- High Blood Cholesterol: High blood cholesterol can lead to the build-up of plaque in your arteries, which raises the risk of a heart attack. Starting at age 20, everyone should have their cholesterol levels checked by means of a blood test called a lipoprotein profile . You can lower high blood cholesterol by getting regular physical activity, eating less saturated fat and trans fat, and managing your weight. In some cases, medication is also needed.
- Overweight: If you are overweight or obese, you are more likely to develop heart disease even if you have no other risk factors. Ask your doctor to help you determine whether you need to lose weight for your health. The good news is that losing just 5 to 10 per cent of your current weight will help to lower your risk of heart disease and many other medical disorders.
- Diabetes greatly increases your risk for heart disease, stroke and other serious diseases. Ask your GP whether you should be tested for it. Many people at high risk for diabetes can prevent or delay the disease by reducing calories as part of a healthy eating plan, and by becoming more physically active. If you already have diabetes, work closely with your doctor to manage it.
Eight Tips for Heart Health
- Become – and stay – physically active.
- Balance your calorie intake with the calories you burn in physical activity.
- Lose weight if you’re overweight.
- If you smoke, stop. Avoid other people’s smoke if you can.
- Control high blood pressure.
- Control high blood cholesterol.
- Control diabetes.
- Choose foods low in saturated fat, trans fat, cholesterol, sugar and salt. Enjoy more fruits, vegetables and whole grains.

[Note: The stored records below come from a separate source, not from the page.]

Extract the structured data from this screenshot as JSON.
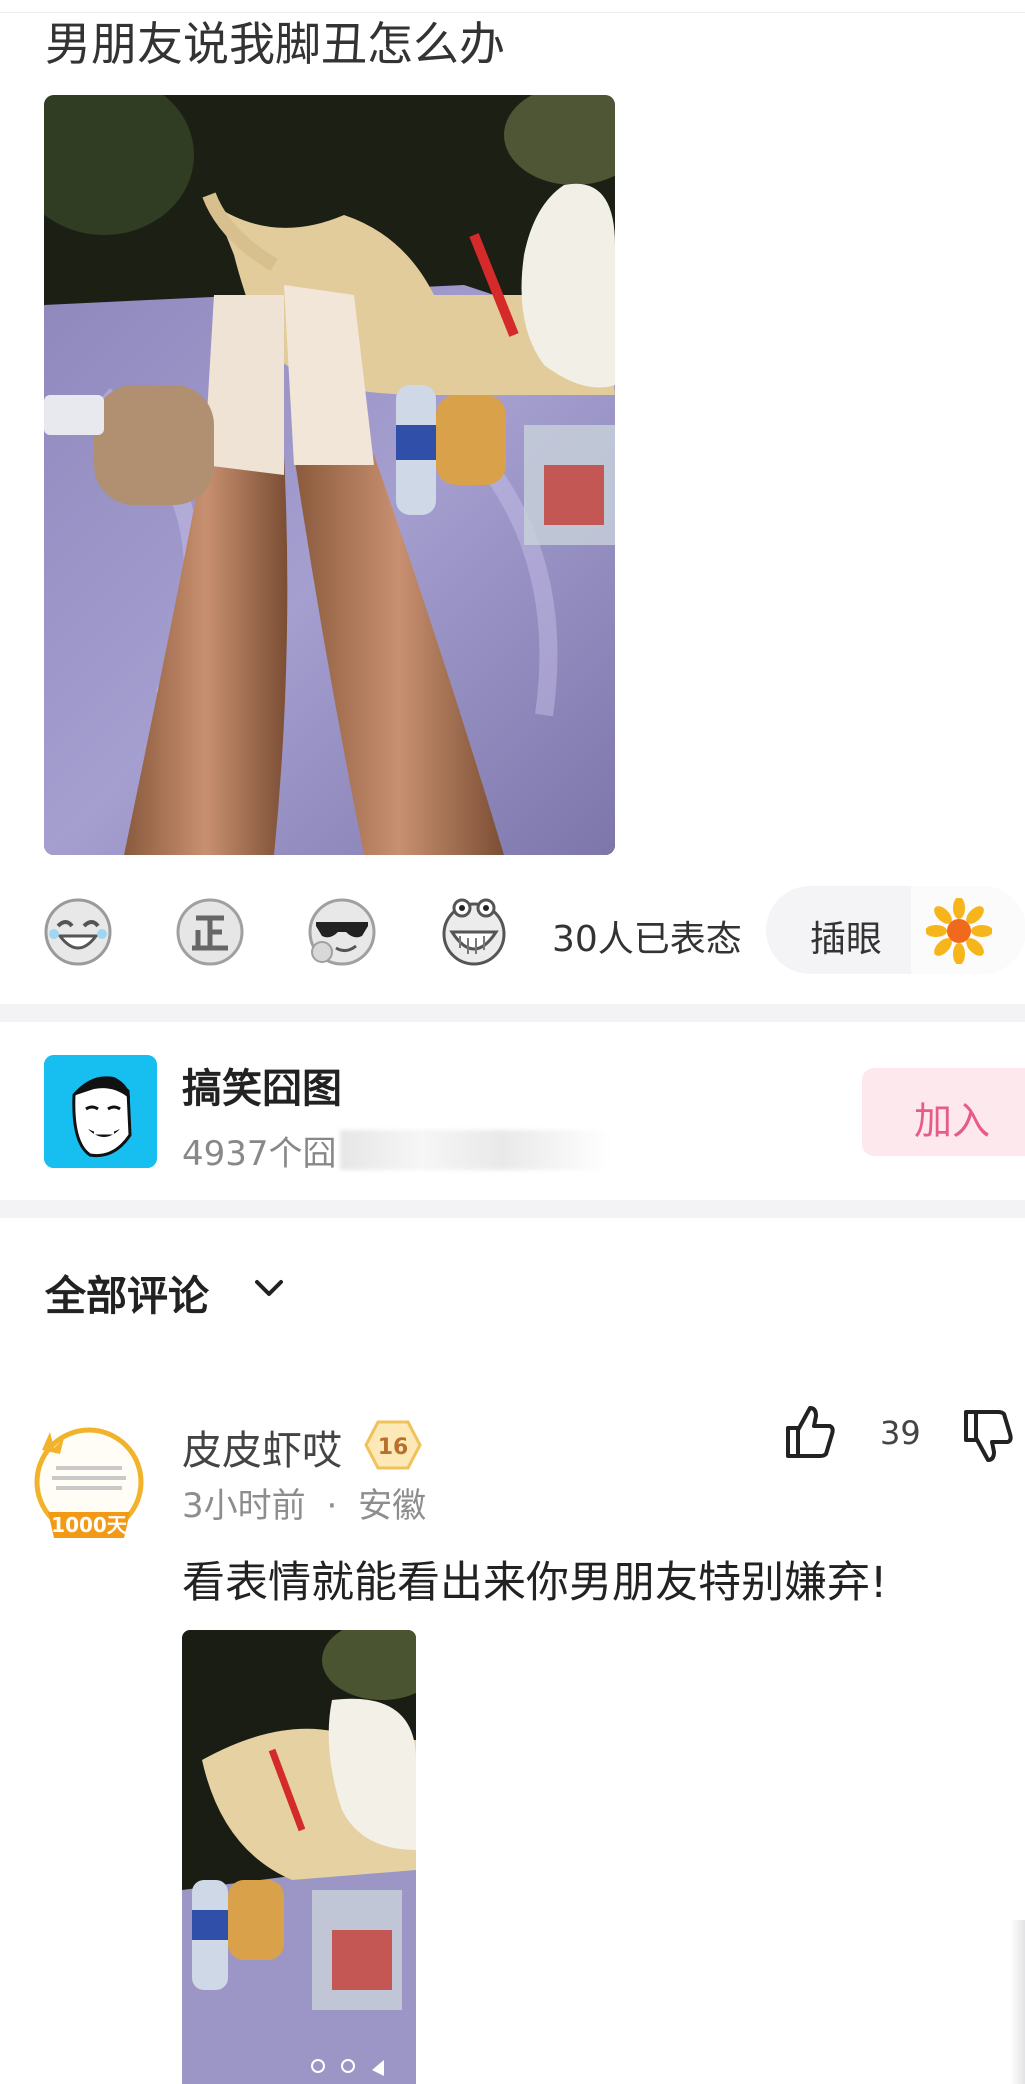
{
  "post": {
    "title": "男朋友说我脚丑怎么办",
    "image_alt": "photo of legs in white socks on a purple picnic blanket next to a cream-colored dog at night"
  },
  "reactions": {
    "emojis": [
      "laughing-emoji-icon",
      "zheng-emoji-icon",
      "sunglasses-emoji-icon",
      "grinning-emoji-icon"
    ],
    "count_text": "30人已表态",
    "pill_label": "插眼",
    "pill_icon": "sunflower-icon"
  },
  "group": {
    "name": "搞笑囧图",
    "subtitle": "4937个囧",
    "join_label": "加入",
    "accent": "#e75c86"
  },
  "comments_section": {
    "title": "全部评论"
  },
  "comment": {
    "author": "皮皮虾哎",
    "level": "16",
    "time": "3小时前",
    "separator": "·",
    "location": "安徽",
    "text": "看表情就能看出来你男朋友特别嫌弃!",
    "likes": "39",
    "badge_text": "1000天"
  }
}
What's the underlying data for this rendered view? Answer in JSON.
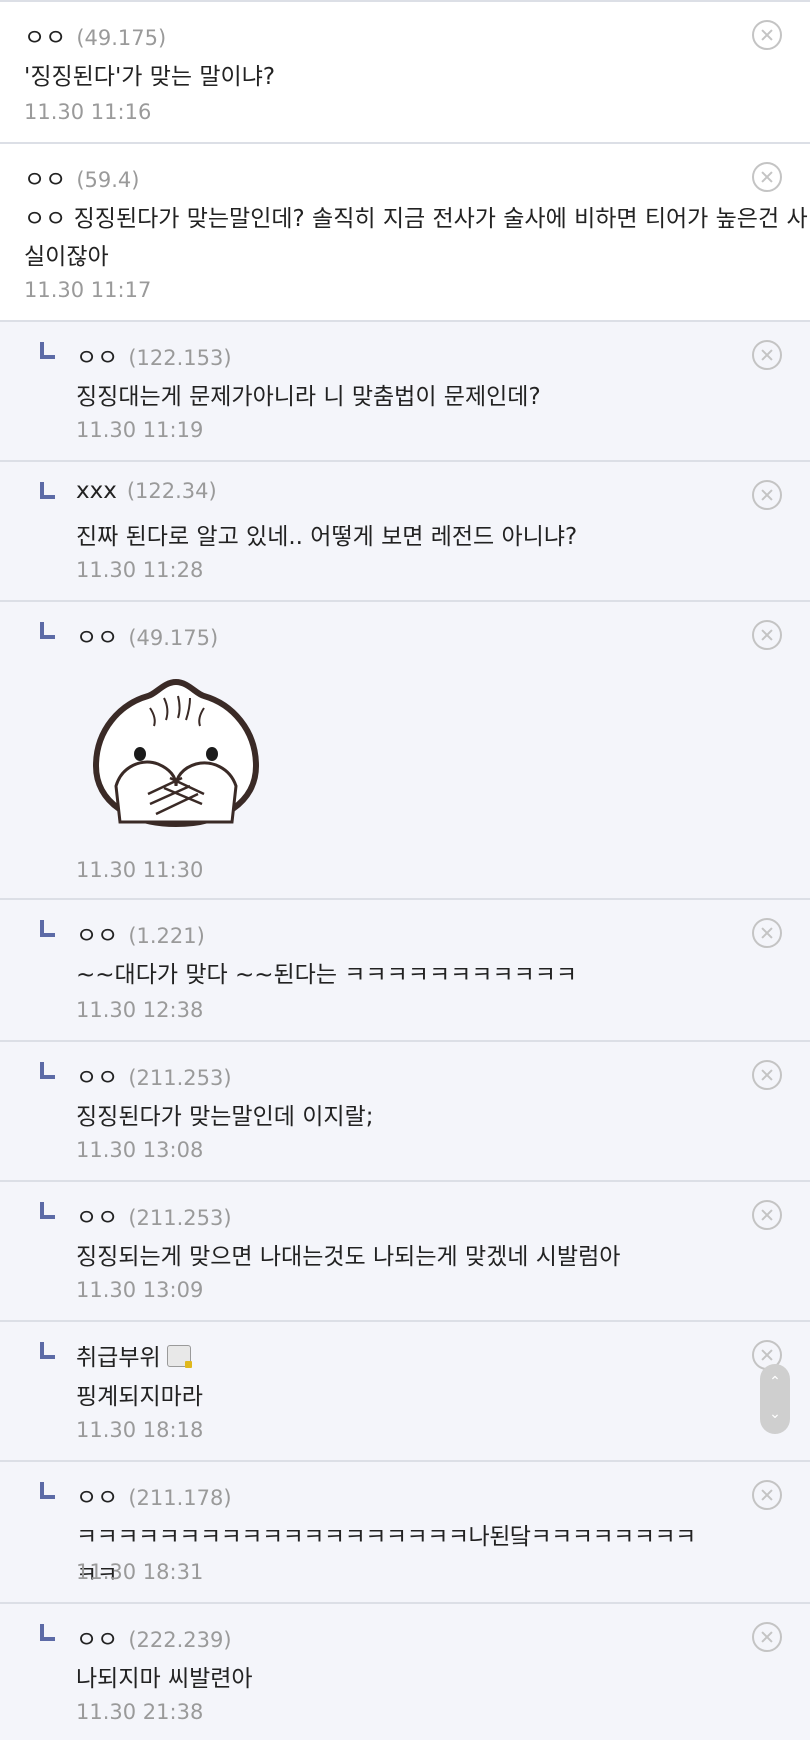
{
  "comments": [
    {
      "author": "ㅇㅇ",
      "ip": "(49.175)",
      "text": "'징징된다'가 맞는 말이냐?",
      "time": "11.30 11:16"
    },
    {
      "author": "ㅇㅇ",
      "ip": "(59.4)",
      "text": "ㅇㅇ 징징된다가 맞는말인데? 솔직히 지금 전사가 술사에 비하면 티어가 높은건 사실이잖아",
      "time": "11.30 11:17"
    },
    {
      "author": "ㅇㅇ",
      "ip": "(122.153)",
      "text": "징징대는게 문제가아니라 니 맞춤법이 문제인데?",
      "time": "11.30 11:19"
    },
    {
      "author": "xxx",
      "ip": "(122.34)",
      "text": "진짜 된다로 알고 있네.. 어떻게 보면 레전드 아니냐?",
      "time": "11.30 11:28"
    },
    {
      "author": "ㅇㅇ",
      "ip": "(49.175)",
      "text": "",
      "time": "11.30 11:30",
      "sticker": "covering-mouth-dumpling"
    },
    {
      "author": "ㅇㅇ",
      "ip": "(1.221)",
      "text": "~~대다가 맞다 ~~된다는 ㅋㅋㅋㅋㅋㅋㅋㅋㅋㅋㅋ",
      "time": "11.30 12:38"
    },
    {
      "author": "ㅇㅇ",
      "ip": "(211.253)",
      "text": "징징된다가 맞는말인데 이지랄;",
      "time": "11.30 13:08"
    },
    {
      "author": "ㅇㅇ",
      "ip": "(211.253)",
      "text": "징징되는게 맞으면 나대는것도 나되는게 맞겠네 시발럼아",
      "time": "11.30 13:09"
    },
    {
      "author": "취급부위",
      "ip": "",
      "text": "핑계되지마라",
      "time": "11.30 18:18",
      "badge": "member-icon"
    },
    {
      "author": "ㅇㅇ",
      "ip": "(211.178)",
      "text": "ㅋㅋㅋㅋㅋㅋㅋㅋㅋㅋㅋㅋㅋㅋㅋㅋㅋㅋㅋ나된닼ㅋㅋㅋㅋㅋㅋㅋㅋㅋㅋ",
      "time": "11.30 18:31"
    },
    {
      "author": "ㅇㅇ",
      "ip": "(222.239)",
      "text": "나되지마 씨발련아",
      "time": "11.30 21:38"
    }
  ],
  "scroll_widget": {
    "up": "⌃",
    "down": "⌄"
  },
  "colors": {
    "reply_bg": "#f4f5fa",
    "divider": "#dcdfe6",
    "reply_mark": "#5c6aa6",
    "meta_text": "#9a9a9a"
  }
}
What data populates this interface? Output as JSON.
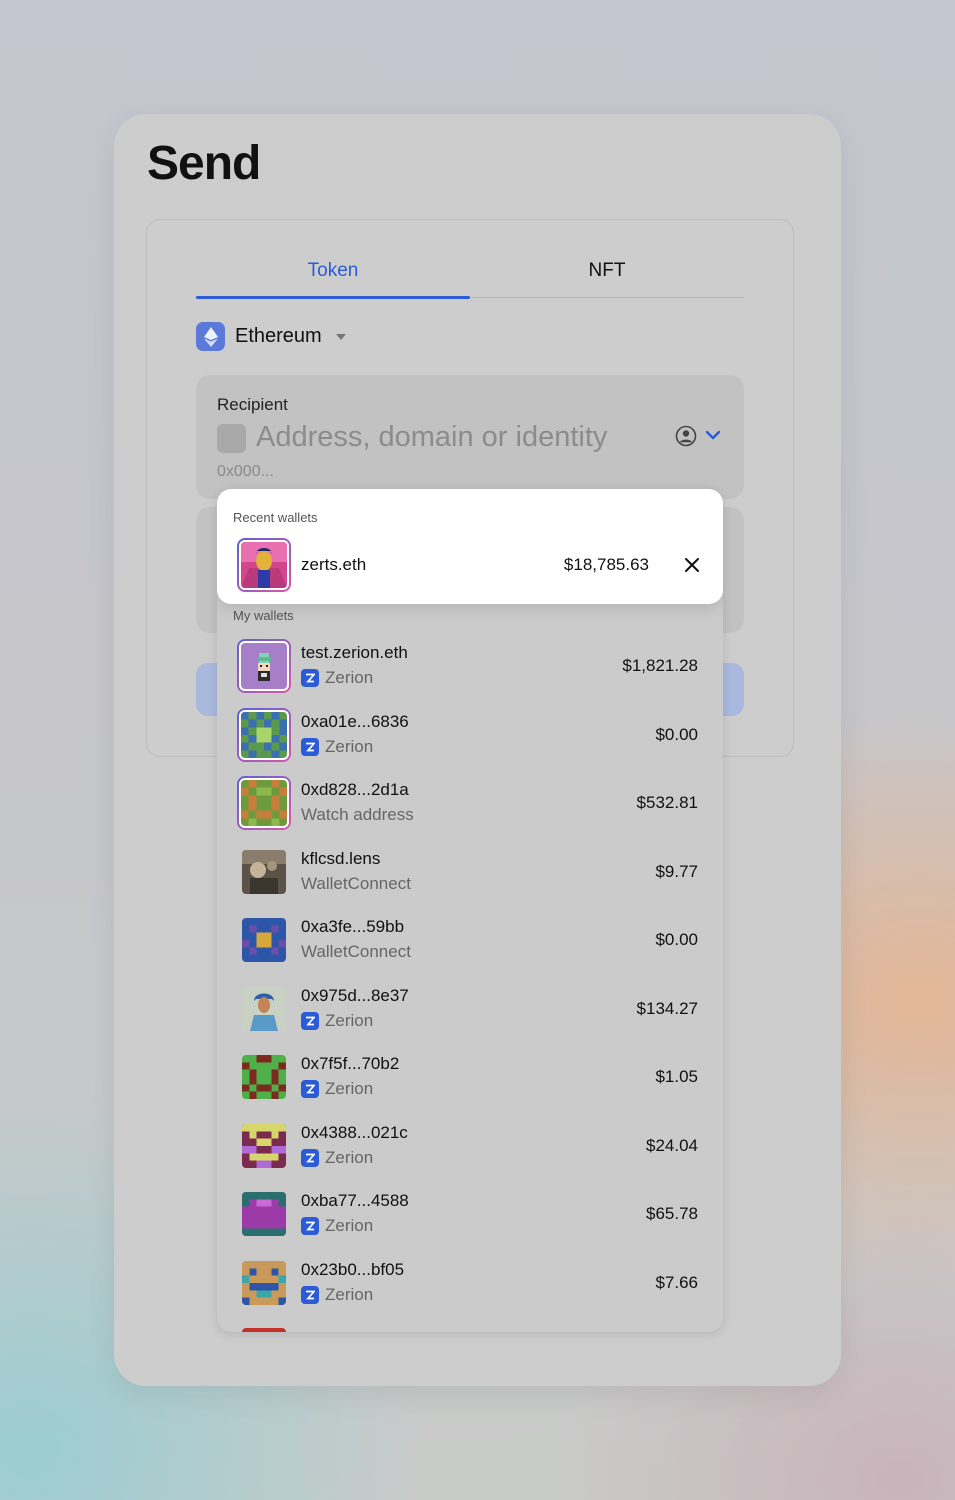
{
  "page": {
    "title": "Send"
  },
  "tabs": [
    {
      "label": "Token"
    },
    {
      "label": "NFT"
    }
  ],
  "network": {
    "label": "Ethereum"
  },
  "recipient": {
    "label": "Recipient",
    "placeholder": "Address, domain or identity",
    "hint": "0x000..."
  },
  "dropdown": {
    "recent_label": "Recent wallets",
    "my_label": "My wallets",
    "recent": [
      {
        "name": "zerts.eth",
        "value": "$18,785.63"
      }
    ],
    "wallets": [
      {
        "name": "test.zerion.eth",
        "source": "Zerion",
        "value": "$1,821.28"
      },
      {
        "name": "0xa01e...6836",
        "source": "Zerion",
        "value": "$0.00"
      },
      {
        "name": "0xd828...2d1a",
        "source": "Watch address",
        "value": "$532.81"
      },
      {
        "name": "kflcsd.lens",
        "source": "WalletConnect",
        "value": "$9.77"
      },
      {
        "name": "0xa3fe...59bb",
        "source": "WalletConnect",
        "value": "$0.00"
      },
      {
        "name": "0x975d...8e37",
        "source": "Zerion",
        "value": "$134.27"
      },
      {
        "name": "0x7f5f...70b2",
        "source": "Zerion",
        "value": "$1.05"
      },
      {
        "name": "0x4388...021c",
        "source": "Zerion",
        "value": "$24.04"
      },
      {
        "name": "0xba77...4588",
        "source": "Zerion",
        "value": "$65.78"
      },
      {
        "name": "0x23b0...bf05",
        "source": "Zerion",
        "value": "$7.66"
      }
    ]
  },
  "colors": {
    "accent": "#2b5bd7",
    "ethereum": "#5b79d8",
    "zerion": "#2b5bd7"
  }
}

*National Heart, Lung, and Blood Institute (NHLBI); National Institutes of Health (NIH) (2006, June; Revised 2014 [Ed.]). On the move (p1); You have control (p6) & Eight tips for heart health (p7). In Your guide to physical activity and your heart (NIH Pub. No. 06-5714). Retrieved 31 January 2014 from www.nhlbi.nih.gov